» **Your instructions**
Keep the pictures out of the copy and repeat the records exactly.

(Dataset records)

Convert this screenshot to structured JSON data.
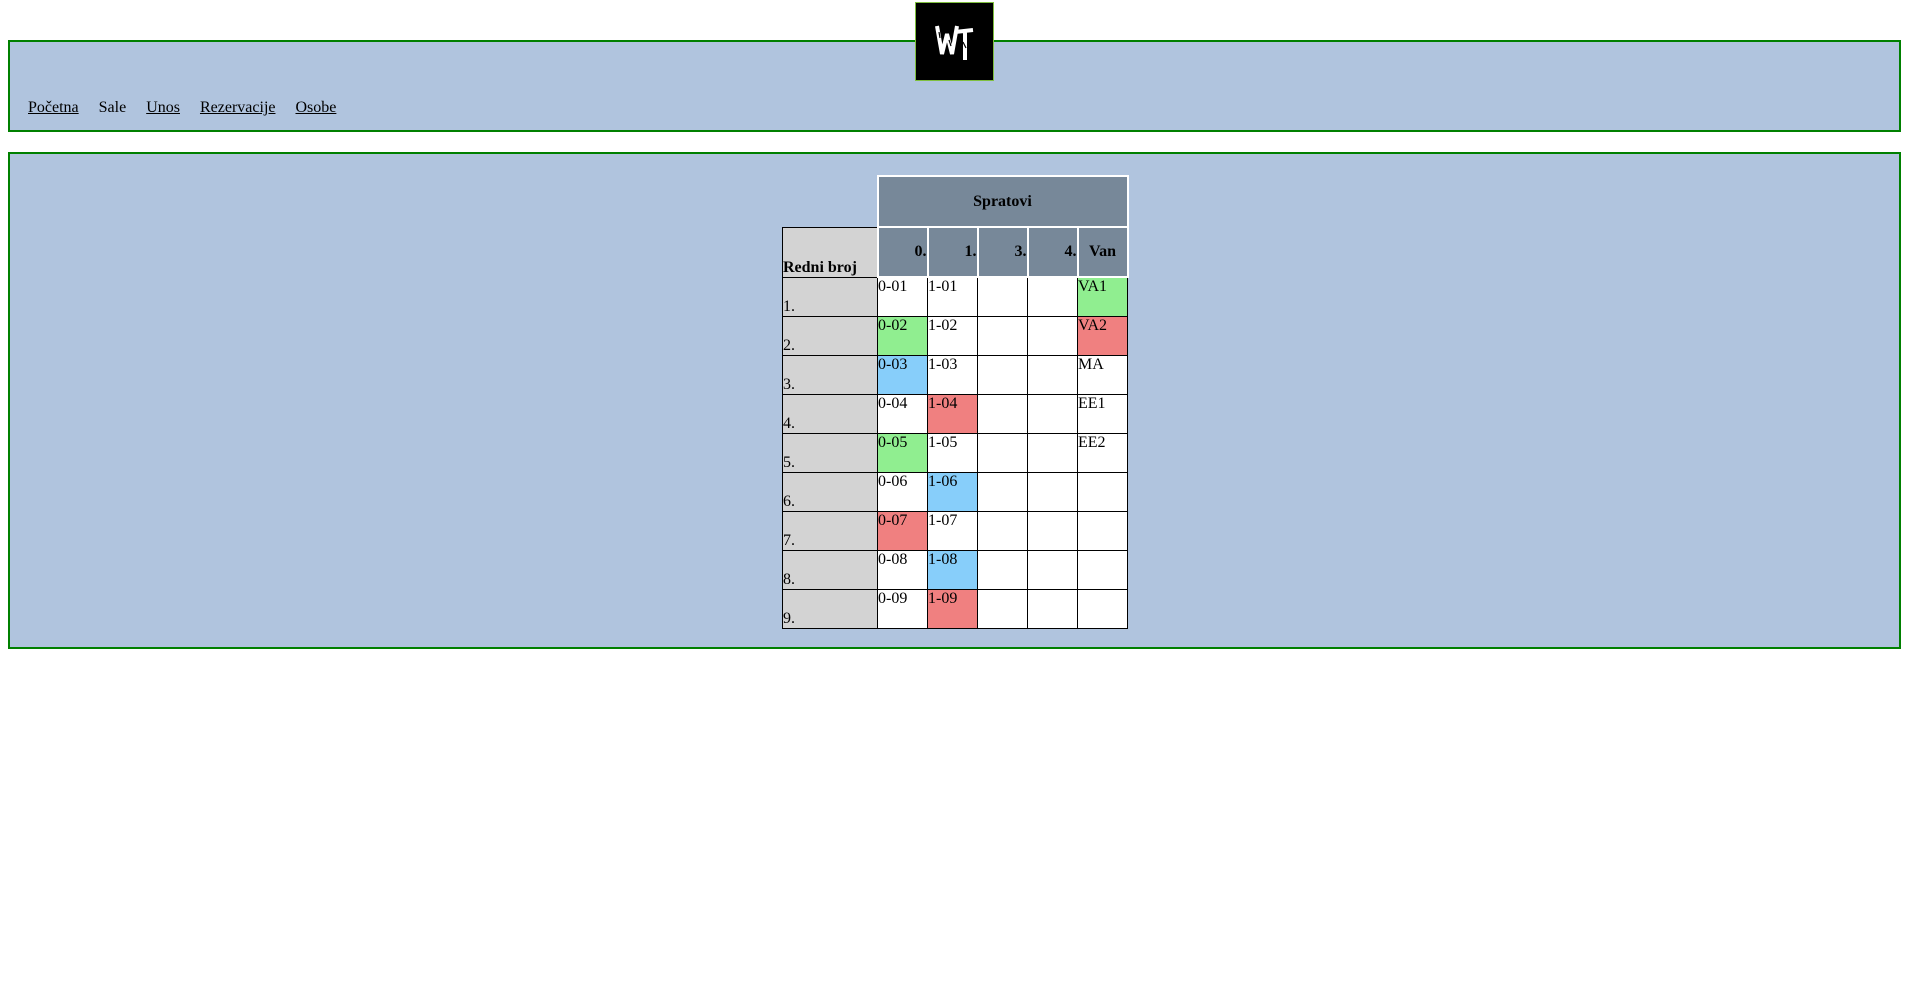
{
  "logo": {
    "alt": "WT",
    "icon": "wt-logo-icon"
  },
  "nav": {
    "items": [
      {
        "label": "Početna",
        "link": true
      },
      {
        "label": "Sale",
        "link": false
      },
      {
        "label": "Unos",
        "link": true
      },
      {
        "label": "Rezervacije",
        "link": true
      },
      {
        "label": "Osobe",
        "link": true
      }
    ]
  },
  "table": {
    "group_header": "Spratovi",
    "row_header": "Redni broj",
    "columns": [
      "0.",
      "1.",
      "3.",
      "4.",
      "Van"
    ],
    "colors": {
      "green": "#90ee90",
      "red": "#f08080",
      "blue": "#87cefa",
      "header": "#778899",
      "rowhead": "#d3d3d3",
      "panel": "#b0c4de",
      "border": "#008000"
    },
    "rows": [
      {
        "num": "1.",
        "cells": [
          {
            "t": "0-01",
            "c": ""
          },
          {
            "t": "1-01",
            "c": ""
          },
          {
            "t": "",
            "c": ""
          },
          {
            "t": "",
            "c": ""
          },
          {
            "t": "VA1",
            "c": "green"
          }
        ]
      },
      {
        "num": "2.",
        "cells": [
          {
            "t": "0-02",
            "c": "green"
          },
          {
            "t": "1-02",
            "c": ""
          },
          {
            "t": "",
            "c": ""
          },
          {
            "t": "",
            "c": ""
          },
          {
            "t": "VA2",
            "c": "red"
          }
        ]
      },
      {
        "num": "3.",
        "cells": [
          {
            "t": "0-03",
            "c": "blue"
          },
          {
            "t": "1-03",
            "c": ""
          },
          {
            "t": "",
            "c": ""
          },
          {
            "t": "",
            "c": ""
          },
          {
            "t": "MA",
            "c": ""
          }
        ]
      },
      {
        "num": "4.",
        "cells": [
          {
            "t": "0-04",
            "c": ""
          },
          {
            "t": "1-04",
            "c": "red"
          },
          {
            "t": "",
            "c": ""
          },
          {
            "t": "",
            "c": ""
          },
          {
            "t": "EE1",
            "c": ""
          }
        ]
      },
      {
        "num": "5.",
        "cells": [
          {
            "t": "0-05",
            "c": "green"
          },
          {
            "t": "1-05",
            "c": ""
          },
          {
            "t": "",
            "c": ""
          },
          {
            "t": "",
            "c": ""
          },
          {
            "t": "EE2",
            "c": ""
          }
        ]
      },
      {
        "num": "6.",
        "cells": [
          {
            "t": "0-06",
            "c": ""
          },
          {
            "t": "1-06",
            "c": "blue"
          },
          {
            "t": "",
            "c": ""
          },
          {
            "t": "",
            "c": ""
          },
          {
            "t": "",
            "c": ""
          }
        ]
      },
      {
        "num": "7.",
        "cells": [
          {
            "t": "0-07",
            "c": "red"
          },
          {
            "t": "1-07",
            "c": ""
          },
          {
            "t": "",
            "c": ""
          },
          {
            "t": "",
            "c": ""
          },
          {
            "t": "",
            "c": ""
          }
        ]
      },
      {
        "num": "8.",
        "cells": [
          {
            "t": "0-08",
            "c": ""
          },
          {
            "t": "1-08",
            "c": "blue"
          },
          {
            "t": "",
            "c": ""
          },
          {
            "t": "",
            "c": ""
          },
          {
            "t": "",
            "c": ""
          }
        ]
      },
      {
        "num": "9.",
        "cells": [
          {
            "t": "0-09",
            "c": ""
          },
          {
            "t": "1-09",
            "c": "red"
          },
          {
            "t": "",
            "c": ""
          },
          {
            "t": "",
            "c": ""
          },
          {
            "t": "",
            "c": ""
          }
        ]
      }
    ]
  }
}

» **Result below**
Convert this screenshot to structured JSON data.
{
  "logo": {
    "alt": "WT",
    "icon": "wt-logo-icon"
  },
  "nav": {
    "items": [
      {
        "label": "Početna",
        "link": true
      },
      {
        "label": "Sale",
        "link": false
      },
      {
        "label": "Unos",
        "link": true
      },
      {
        "label": "Rezervacije",
        "link": true
      },
      {
        "label": "Osobe",
        "link": true
      }
    ]
  },
  "table": {
    "group_header": "Spratovi",
    "row_header": "Redni broj",
    "columns": [
      "0.",
      "1.",
      "3.",
      "4.",
      "Van"
    ],
    "colors": {
      "green": "#90ee90",
      "red": "#f08080",
      "blue": "#87cefa",
      "header": "#778899",
      "rowhead": "#d3d3d3",
      "panel": "#b0c4de",
      "border": "#008000"
    },
    "rows": [
      {
        "num": "1.",
        "cells": [
          {
            "t": "0-01",
            "c": ""
          },
          {
            "t": "1-01",
            "c": ""
          },
          {
            "t": "",
            "c": ""
          },
          {
            "t": "",
            "c": ""
          },
          {
            "t": "VA1",
            "c": "green"
          }
        ]
      },
      {
        "num": "2.",
        "cells": [
          {
            "t": "0-02",
            "c": "green"
          },
          {
            "t": "1-02",
            "c": ""
          },
          {
            "t": "",
            "c": ""
          },
          {
            "t": "",
            "c": ""
          },
          {
            "t": "VA2",
            "c": "red"
          }
        ]
      },
      {
        "num": "3.",
        "cells": [
          {
            "t": "0-03",
            "c": "blue"
          },
          {
            "t": "1-03",
            "c": ""
          },
          {
            "t": "",
            "c": ""
          },
          {
            "t": "",
            "c": ""
          },
          {
            "t": "MA",
            "c": ""
          }
        ]
      },
      {
        "num": "4.",
        "cells": [
          {
            "t": "0-04",
            "c": ""
          },
          {
            "t": "1-04",
            "c": "red"
          },
          {
            "t": "",
            "c": ""
          },
          {
            "t": "",
            "c": ""
          },
          {
            "t": "EE1",
            "c": ""
          }
        ]
      },
      {
        "num": "5.",
        "cells": [
          {
            "t": "0-05",
            "c": "green"
          },
          {
            "t": "1-05",
            "c": ""
          },
          {
            "t": "",
            "c": ""
          },
          {
            "t": "",
            "c": ""
          },
          {
            "t": "EE2",
            "c": ""
          }
        ]
      },
      {
        "num": "6.",
        "cells": [
          {
            "t": "0-06",
            "c": ""
          },
          {
            "t": "1-06",
            "c": "blue"
          },
          {
            "t": "",
            "c": ""
          },
          {
            "t": "",
            "c": ""
          },
          {
            "t": "",
            "c": ""
          }
        ]
      },
      {
        "num": "7.",
        "cells": [
          {
            "t": "0-07",
            "c": "red"
          },
          {
            "t": "1-07",
            "c": ""
          },
          {
            "t": "",
            "c": ""
          },
          {
            "t": "",
            "c": ""
          },
          {
            "t": "",
            "c": ""
          }
        ]
      },
      {
        "num": "8.",
        "cells": [
          {
            "t": "0-08",
            "c": ""
          },
          {
            "t": "1-08",
            "c": "blue"
          },
          {
            "t": "",
            "c": ""
          },
          {
            "t": "",
            "c": ""
          },
          {
            "t": "",
            "c": ""
          }
        ]
      },
      {
        "num": "9.",
        "cells": [
          {
            "t": "0-09",
            "c": ""
          },
          {
            "t": "1-09",
            "c": "red"
          },
          {
            "t": "",
            "c": ""
          },
          {
            "t": "",
            "c": ""
          },
          {
            "t": "",
            "c": ""
          }
        ]
      }
    ]
  }
}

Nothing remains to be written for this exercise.